Raw data Start Marker
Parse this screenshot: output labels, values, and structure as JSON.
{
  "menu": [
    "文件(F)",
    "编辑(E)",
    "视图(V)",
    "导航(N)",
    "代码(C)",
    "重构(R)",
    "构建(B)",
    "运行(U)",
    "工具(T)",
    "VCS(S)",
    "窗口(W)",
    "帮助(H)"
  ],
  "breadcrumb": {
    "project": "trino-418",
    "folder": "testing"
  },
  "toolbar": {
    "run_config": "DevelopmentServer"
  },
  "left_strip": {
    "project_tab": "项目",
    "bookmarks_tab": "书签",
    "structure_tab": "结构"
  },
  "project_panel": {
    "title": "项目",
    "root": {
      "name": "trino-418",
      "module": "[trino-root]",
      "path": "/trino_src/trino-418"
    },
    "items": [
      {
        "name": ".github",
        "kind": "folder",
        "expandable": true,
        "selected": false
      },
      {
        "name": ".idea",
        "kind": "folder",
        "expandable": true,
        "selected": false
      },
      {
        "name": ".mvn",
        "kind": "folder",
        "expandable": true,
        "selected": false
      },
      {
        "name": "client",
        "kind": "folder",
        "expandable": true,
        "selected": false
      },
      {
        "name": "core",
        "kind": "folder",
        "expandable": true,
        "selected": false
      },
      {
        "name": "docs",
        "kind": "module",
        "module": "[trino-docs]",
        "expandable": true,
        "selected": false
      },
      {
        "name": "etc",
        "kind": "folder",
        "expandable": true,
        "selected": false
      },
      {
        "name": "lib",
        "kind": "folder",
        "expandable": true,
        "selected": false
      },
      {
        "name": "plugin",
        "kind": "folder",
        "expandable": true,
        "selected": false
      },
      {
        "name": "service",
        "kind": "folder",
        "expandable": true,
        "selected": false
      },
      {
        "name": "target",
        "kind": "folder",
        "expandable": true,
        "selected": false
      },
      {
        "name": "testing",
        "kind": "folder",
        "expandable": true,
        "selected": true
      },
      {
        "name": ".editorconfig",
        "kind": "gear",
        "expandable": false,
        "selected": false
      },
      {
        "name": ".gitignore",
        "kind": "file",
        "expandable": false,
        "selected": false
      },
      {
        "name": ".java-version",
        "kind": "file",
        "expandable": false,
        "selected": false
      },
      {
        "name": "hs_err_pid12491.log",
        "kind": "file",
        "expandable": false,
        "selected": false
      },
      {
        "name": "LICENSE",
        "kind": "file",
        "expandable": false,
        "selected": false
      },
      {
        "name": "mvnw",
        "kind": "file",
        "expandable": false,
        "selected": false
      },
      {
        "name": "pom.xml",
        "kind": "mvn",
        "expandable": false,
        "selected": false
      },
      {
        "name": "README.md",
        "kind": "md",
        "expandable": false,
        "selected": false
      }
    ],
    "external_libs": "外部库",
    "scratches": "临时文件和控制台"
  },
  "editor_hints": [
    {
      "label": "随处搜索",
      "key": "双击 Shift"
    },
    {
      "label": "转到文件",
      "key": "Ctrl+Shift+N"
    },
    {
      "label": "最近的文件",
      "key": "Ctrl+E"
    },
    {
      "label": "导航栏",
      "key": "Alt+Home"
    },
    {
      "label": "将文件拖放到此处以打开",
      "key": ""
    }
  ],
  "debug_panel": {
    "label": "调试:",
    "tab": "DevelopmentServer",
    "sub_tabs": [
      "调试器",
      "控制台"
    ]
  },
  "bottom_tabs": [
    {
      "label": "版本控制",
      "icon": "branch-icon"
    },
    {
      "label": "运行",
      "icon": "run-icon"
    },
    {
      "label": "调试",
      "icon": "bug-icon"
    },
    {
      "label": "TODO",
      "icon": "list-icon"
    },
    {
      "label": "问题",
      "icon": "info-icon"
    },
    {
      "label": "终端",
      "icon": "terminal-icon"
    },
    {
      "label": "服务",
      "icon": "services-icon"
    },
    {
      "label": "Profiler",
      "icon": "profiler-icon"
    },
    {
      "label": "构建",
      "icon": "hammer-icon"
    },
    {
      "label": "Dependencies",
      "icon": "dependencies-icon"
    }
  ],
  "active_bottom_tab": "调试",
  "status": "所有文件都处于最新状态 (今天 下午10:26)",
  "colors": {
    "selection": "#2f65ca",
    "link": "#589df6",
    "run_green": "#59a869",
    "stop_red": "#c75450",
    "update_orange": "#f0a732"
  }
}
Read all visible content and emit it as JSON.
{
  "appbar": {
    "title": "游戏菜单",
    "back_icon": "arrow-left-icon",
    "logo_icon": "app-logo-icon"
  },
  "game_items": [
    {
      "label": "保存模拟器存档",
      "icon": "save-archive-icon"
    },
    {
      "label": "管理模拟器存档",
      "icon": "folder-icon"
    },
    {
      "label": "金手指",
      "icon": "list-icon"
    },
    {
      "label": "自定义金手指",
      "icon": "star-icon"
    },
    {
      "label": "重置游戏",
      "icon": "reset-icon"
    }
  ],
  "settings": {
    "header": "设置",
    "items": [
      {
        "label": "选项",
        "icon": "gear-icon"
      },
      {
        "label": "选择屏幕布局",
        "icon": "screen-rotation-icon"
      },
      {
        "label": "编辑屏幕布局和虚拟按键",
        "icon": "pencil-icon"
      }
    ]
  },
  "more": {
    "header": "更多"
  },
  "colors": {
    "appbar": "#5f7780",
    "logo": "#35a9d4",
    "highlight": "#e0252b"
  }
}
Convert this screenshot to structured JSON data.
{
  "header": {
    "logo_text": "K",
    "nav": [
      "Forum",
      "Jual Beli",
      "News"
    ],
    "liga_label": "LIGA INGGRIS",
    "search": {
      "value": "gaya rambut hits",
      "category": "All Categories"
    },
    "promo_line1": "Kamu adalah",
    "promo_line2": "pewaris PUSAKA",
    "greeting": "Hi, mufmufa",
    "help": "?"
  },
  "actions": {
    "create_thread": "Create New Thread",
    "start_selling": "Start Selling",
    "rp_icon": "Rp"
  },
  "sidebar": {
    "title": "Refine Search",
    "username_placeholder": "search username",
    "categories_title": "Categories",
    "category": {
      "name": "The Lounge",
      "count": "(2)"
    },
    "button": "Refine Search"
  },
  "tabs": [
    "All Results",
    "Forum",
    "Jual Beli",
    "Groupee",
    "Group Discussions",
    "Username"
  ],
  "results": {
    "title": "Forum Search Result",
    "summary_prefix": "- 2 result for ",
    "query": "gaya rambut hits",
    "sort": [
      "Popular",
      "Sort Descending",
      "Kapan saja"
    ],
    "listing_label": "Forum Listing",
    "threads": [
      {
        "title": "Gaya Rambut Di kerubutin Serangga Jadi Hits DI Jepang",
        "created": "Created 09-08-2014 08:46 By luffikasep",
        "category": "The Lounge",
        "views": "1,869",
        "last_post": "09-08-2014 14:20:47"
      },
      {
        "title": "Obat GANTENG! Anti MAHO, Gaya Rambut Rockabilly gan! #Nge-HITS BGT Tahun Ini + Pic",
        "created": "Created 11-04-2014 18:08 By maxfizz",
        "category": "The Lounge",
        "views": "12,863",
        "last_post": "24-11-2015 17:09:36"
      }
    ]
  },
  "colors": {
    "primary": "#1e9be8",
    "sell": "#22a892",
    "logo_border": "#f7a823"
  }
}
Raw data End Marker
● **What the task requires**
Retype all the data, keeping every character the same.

● **Result**
Parse this screenshot: output labels, values, and structure as JSON.
{
  "menu": [
    "文件(F)",
    "编辑(E)",
    "视图(V)",
    "导航(N)",
    "代码(C)",
    "重构(R)",
    "构建(B)",
    "运行(U)",
    "工具(T)",
    "VCS(S)",
    "窗口(W)",
    "帮助(H)"
  ],
  "breadcrumb": {
    "project": "trino-418",
    "folder": "testing"
  },
  "toolbar": {
    "run_config": "DevelopmentServer"
  },
  "left_strip": {
    "project_tab": "项目",
    "bookmarks_tab": "书签",
    "structure_tab": "结构"
  },
  "project_panel": {
    "title": "项目",
    "root": {
      "name": "trino-418",
      "module": "[trino-root]",
      "path": "/trino_src/trino-418"
    },
    "items": [
      {
        "name": ".github",
        "kind": "folder",
        "expandable": true,
        "selected": false
      },
      {
        "name": ".idea",
        "kind": "folder",
        "expandable": true,
        "selected": false
      },
      {
        "name": ".mvn",
        "kind": "folder",
        "expandable": true,
        "selected": false
      },
      {
        "name": "client",
        "kind": "folder",
        "expandable": true,
        "selected": false
      },
      {
        "name": "core",
        "kind": "folder",
        "expandable": true,
        "selected": false
      },
      {
        "name": "docs",
        "kind": "module",
        "module": "[trino-docs]",
        "expandable": true,
        "selected": false
      },
      {
        "name": "etc",
        "kind": "folder",
        "expandable": true,
        "selected": false
      },
      {
        "name": "lib",
        "kind": "folder",
        "expandable": true,
        "selected": false
      },
      {
        "name": "plugin",
        "kind": "folder",
        "expandable": true,
        "selected": false
      },
      {
        "name": "service",
        "kind": "folder",
        "expandable": true,
        "selected": false
      },
      {
        "name": "target",
        "kind": "folder",
        "expandable": true,
        "selected": false
      },
      {
        "name": "testing",
        "kind": "folder",
        "expandable": true,
        "selected": true
      },
      {
        "name": ".editorconfig",
        "kind": "gear",
        "expandable": false,
        "selected": false
      },
      {
        "name": ".gitignore",
        "kind": "file",
        "expandable": false,
        "selected": false
      },
      {
        "name": ".java-version",
        "kind": "file",
        "expandable": false,
        "selected": false
      },
      {
        "name": "hs_err_pid12491.log",
        "kind": "file",
        "expandable": false,
        "selected": false
      },
      {
        "name": "LICENSE",
        "kind": "file",
        "expandable": false,
        "selected": false
      },
      {
        "name": "mvnw",
        "kind": "file",
        "expandable": false,
        "selected": false
      },
      {
        "name": "pom.xml",
        "kind": "mvn",
        "expandable": false,
        "selected": false
      },
      {
        "name": "README.md",
        "kind": "md",
        "expandable": false,
        "selected": false
      }
    ],
    "external_libs": "外部库",
    "scratches": "临时文件和控制台"
  },
  "editor_hints": [
    {
      "label": "随处搜索",
      "key": "双击 Shift"
    },
    {
      "label": "转到文件",
      "key": "Ctrl+Shift+N"
    },
    {
      "label": "最近的文件",
      "key": "Ctrl+E"
    },
    {
      "label": "导航栏",
      "key": "Alt+Home"
    },
    {
      "label": "将文件拖放到此处以打开",
      "key": ""
    }
  ],
  "debug_panel": {
    "label": "调试:",
    "tab": "DevelopmentServer",
    "sub_tabs": [
      "调试器",
      "控制台"
    ]
  },
  "bottom_tabs": [
    {
      "label": "版本控制",
      "icon": "branch-icon"
    },
    {
      "label": "运行",
      "icon": "run-icon"
    },
    {
      "label": "调试",
      "icon": "bug-icon"
    },
    {
      "label": "TODO",
      "icon": "list-icon"
    },
    {
      "label": "问题",
      "icon": "info-icon"
    },
    {
      "label": "终端",
      "icon": "terminal-icon"
    },
    {
      "label": "服务",
      "icon": "services-icon"
    },
    {
      "label": "Profiler",
      "icon": "profiler-icon"
    },
    {
      "label": "构建",
      "icon": "hammer-icon"
    },
    {
      "label": "Dependencies",
      "icon": "dependencies-icon"
    }
  ],
  "active_bottom_tab": "调试",
  "status": "所有文件都处于最新状态 (今天 下午10:26)",
  "colors": {
    "selection": "#2f65ca",
    "link": "#589df6",
    "run_green": "#59a869",
    "stop_red": "#c75450",
    "update_orange": "#f0a732"
  }
}
Read all visible content and emit it as JSON.
{
  "appbar": {
    "title": "游戏菜单",
    "back_icon": "arrow-left-icon",
    "logo_icon": "app-logo-icon"
  },
  "game_items": [
    {
      "label": "保存模拟器存档",
      "icon": "save-archive-icon"
    },
    {
      "label": "管理模拟器存档",
      "icon": "folder-icon"
    },
    {
      "label": "金手指",
      "icon": "list-icon"
    },
    {
      "label": "自定义金手指",
      "icon": "star-icon"
    },
    {
      "label": "重置游戏",
      "icon": "reset-icon"
    }
  ],
  "settings": {
    "header": "设置",
    "items": [
      {
        "label": "选项",
        "icon": "gear-icon"
      },
      {
        "label": "选择屏幕布局",
        "icon": "screen-rotation-icon"
      },
      {
        "label": "编辑屏幕布局和虚拟按键",
        "icon": "pencil-icon"
      }
    ]
  },
  "more": {
    "header": "更多"
  },
  "colors": {
    "appbar": "#5f7780",
    "logo": "#35a9d4",
    "highlight": "#e0252b"
  }
}
Convert this screenshot to structured JSON data.
{
  "header": {
    "logo_text": "K",
    "nav": [
      "Forum",
      "Jual Beli",
      "News"
    ],
    "liga_label": "LIGA INGGRIS",
    "search": {
      "value": "gaya rambut hits",
      "category": "All Categories"
    },
    "promo_line1": "Kamu adalah",
    "promo_line2": "pewaris PUSAKA",
    "greeting": "Hi, mufmufa",
    "help": "?"
  },
  "actions": {
    "create_thread": "Create New Thread",
    "start_selling": "Start Selling",
    "rp_icon": "Rp"
  },
  "sidebar": {
    "title": "Refine Search",
    "username_placeholder": "search username",
    "categories_title": "Categories",
    "category": {
      "name": "The Lounge",
      "count": "(2)"
    },
    "button": "Refine Search"
  },
  "tabs": [
    "All Results",
    "Forum",
    "Jual Beli",
    "Groupee",
    "Group Discussions",
    "Username"
  ],
  "results": {
    "title": "Forum Search Result",
    "summary_prefix": "- 2 result for ",
    "query": "gaya rambut hits",
    "sort": [
      "Popular",
      "Sort Descending",
      "Kapan saja"
    ],
    "listing_label": "Forum Listing",
    "threads": [
      {
        "title": "Gaya Rambut Di kerubutin Serangga Jadi Hits DI Jepang",
        "created": "Created 09-08-2014 08:46 By luffikasep",
        "category": "The Lounge",
        "views": "1,869",
        "last_post": "09-08-2014 14:20:47"
      },
      {
        "title": "Obat GANTENG! Anti MAHO, Gaya Rambut Rockabilly gan! #Nge-HITS BGT Tahun Ini + Pic",
        "created": "Created 11-04-2014 18:08 By maxfizz",
        "category": "The Lounge",
        "views": "12,863",
        "last_post": "24-11-2015 17:09:36"
      }
    ]
  },
  "colors": {
    "primary": "#1e9be8",
    "sell": "#22a892",
    "logo_border": "#f7a823"
  }
}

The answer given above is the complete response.